Loads of fairly short, very readable reviews featuring common tropes of disability in fiction. Prezzey also has a tag for reviews of work by disabled authors.
Blindness Resources Guide for Fanfiction (thanks chordatesrock)
Advice that focuses on portraying a particular blind character (Auggie Anderson from Covert Affairs), however contains tips and resources that would be useful to anyone writing a blind character.
Articles, Essays and Blog Posts:
this ain't livin': Writing The Other
s. e. smith addresses the anxiety that writers may feel in writing about people with different identities and outlines the importance of putting character before identity.
Not Writing But Blogging: Writing the invisible visible - AND doing it well.
Writing on Stella Duffy's blog, actor Lisa Hammond describes the various fears that can stop non-cliched disabled characters appearing on television, and disabled actors being cast in roles which aren't all about their impairments.
SpeEdChange: "God Bless Us Everyone"
Ira explores the position of Tiny Tim in A Christmas Carol, his history as a character in the book and the subsequent movie adaptations and his changing symbolism over the years.
Bea Magazine: Bitches Be Cray: The Good, The Bad, and the Pretty Little Liars of Mental Health on TV

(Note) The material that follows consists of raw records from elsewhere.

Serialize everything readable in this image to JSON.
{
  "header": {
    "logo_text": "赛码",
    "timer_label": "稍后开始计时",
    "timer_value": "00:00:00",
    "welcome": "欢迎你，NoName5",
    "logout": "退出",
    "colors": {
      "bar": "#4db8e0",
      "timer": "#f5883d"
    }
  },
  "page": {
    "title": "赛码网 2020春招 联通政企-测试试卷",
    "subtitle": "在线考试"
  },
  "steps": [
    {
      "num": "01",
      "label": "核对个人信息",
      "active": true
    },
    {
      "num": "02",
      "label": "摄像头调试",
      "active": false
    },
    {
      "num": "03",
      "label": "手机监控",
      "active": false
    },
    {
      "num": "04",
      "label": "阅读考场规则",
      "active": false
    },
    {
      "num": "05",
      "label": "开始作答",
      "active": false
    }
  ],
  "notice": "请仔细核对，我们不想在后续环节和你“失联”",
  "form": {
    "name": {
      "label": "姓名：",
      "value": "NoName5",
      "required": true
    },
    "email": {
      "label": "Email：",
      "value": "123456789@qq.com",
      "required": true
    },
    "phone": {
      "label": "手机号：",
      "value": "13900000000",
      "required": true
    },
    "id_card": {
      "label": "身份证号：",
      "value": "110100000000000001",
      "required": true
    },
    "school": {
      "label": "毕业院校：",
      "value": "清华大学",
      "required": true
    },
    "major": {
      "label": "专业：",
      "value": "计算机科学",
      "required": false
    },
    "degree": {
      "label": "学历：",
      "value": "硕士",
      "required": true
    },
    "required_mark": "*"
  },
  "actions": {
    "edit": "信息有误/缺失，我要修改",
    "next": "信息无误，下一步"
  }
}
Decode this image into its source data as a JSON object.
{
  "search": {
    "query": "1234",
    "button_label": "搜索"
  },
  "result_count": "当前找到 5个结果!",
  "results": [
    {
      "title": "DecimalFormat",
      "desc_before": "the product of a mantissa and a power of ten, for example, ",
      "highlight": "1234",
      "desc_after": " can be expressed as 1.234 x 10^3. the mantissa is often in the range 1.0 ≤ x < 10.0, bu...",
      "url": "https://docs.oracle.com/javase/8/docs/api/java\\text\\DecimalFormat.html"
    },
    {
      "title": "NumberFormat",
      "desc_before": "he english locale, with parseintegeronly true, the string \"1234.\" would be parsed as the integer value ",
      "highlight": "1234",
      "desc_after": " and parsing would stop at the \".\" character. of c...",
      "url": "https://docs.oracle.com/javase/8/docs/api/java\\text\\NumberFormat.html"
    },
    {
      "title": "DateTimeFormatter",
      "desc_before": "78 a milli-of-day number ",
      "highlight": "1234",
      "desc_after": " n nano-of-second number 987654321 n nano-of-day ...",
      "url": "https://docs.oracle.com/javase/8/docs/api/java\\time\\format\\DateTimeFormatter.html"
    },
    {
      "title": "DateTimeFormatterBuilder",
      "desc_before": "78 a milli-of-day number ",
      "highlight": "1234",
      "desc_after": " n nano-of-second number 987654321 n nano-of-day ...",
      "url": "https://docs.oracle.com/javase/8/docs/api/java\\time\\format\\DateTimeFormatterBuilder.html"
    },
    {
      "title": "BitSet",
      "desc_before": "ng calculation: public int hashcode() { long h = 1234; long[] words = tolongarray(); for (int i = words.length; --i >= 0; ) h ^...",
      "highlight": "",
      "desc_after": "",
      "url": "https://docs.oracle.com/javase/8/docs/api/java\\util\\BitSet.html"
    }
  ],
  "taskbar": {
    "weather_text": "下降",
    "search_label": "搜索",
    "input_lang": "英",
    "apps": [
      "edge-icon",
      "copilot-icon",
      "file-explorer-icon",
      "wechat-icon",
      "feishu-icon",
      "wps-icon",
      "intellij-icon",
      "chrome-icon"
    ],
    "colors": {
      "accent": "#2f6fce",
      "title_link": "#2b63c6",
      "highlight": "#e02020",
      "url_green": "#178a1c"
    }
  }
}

This is all about recent (possibly current) US TV shows, but Diane Shipley writes well about the use and abuse of female characters and mental illness in fiction.
It's not actually about fiction, but since this trope has not been covered by any of the other links and it is very well written, Unreliable Witness: Experience mental illness? Oh, you must be creative
Lisybabe's Blog: Handle With Care by Jodi Picoult
and So scared of breaking it that you won't let it bend (a review of Unbreakable)
These posts are very specific, about one particular book and film and about the representation of one condition. But they provide very good examples of the ways that writers and film-makers can latch onto the idea of a medical condition and twist the facts to fit a dramatic story, without considering a readership or audience who have that condition.
The Independent: Why do Bond villains need facial scars?
Victoria Wright talks about the unrelenting trope of the villain maid evil by a facial disfigurement.
Feminist Philosophers: Moving Beyond The Stereotypes
Posts on disability at Feminist Philosophers are a touch disappointing, but the comments thread under this post contains many recommendation for good fictional writing with disabled characters.
I stand by own posts about 10 Things Fiction Writers Need to Remember About Disability (1-5)
These are mostly about addressing common mistakes or assumptions about the lives and behaviour of disabled people including sexuality, attitude towards impairment, the practicalities of life and megalomania. Again, the comments contain some good stuff too. I've also got a Fiction tag which has some other posts on disability and fiction.
The following links are all courtesy of chordatesrock - Thanks!
Rabbit Lord Of The Undead on how hallucinations & delusions are nothing like on TV
An excellent and personal explanation of one person's experience of hallucinations and delusions, which are, of course nothing like you see on TV or film.
kestrell: What Good Writers Still Get Wrong About Blind People Part 1, Part 2 and Part 3
Three detailed essays on blind characters in fiction, as well as general stereotypes and misconceptions about blind people and their abilities.
katta: Some Clues on How Not To Write Deaf Characters.
A critique of the common mistakes that writers make when writing deaf characters, with a particular focus on American Sign Language (although I'm sure the same applies to BSL etc - it's about meaning, not words).
The 32nd Flavor: A House Rant, As Promised
Milkshake writes in detail about the character of House and some of the impossible things fanfic-writers want that character to do, including activities that would need a great number of pillows.
Right, what have I forgotten or not seen yet? Yes, my criteria is fairly loose.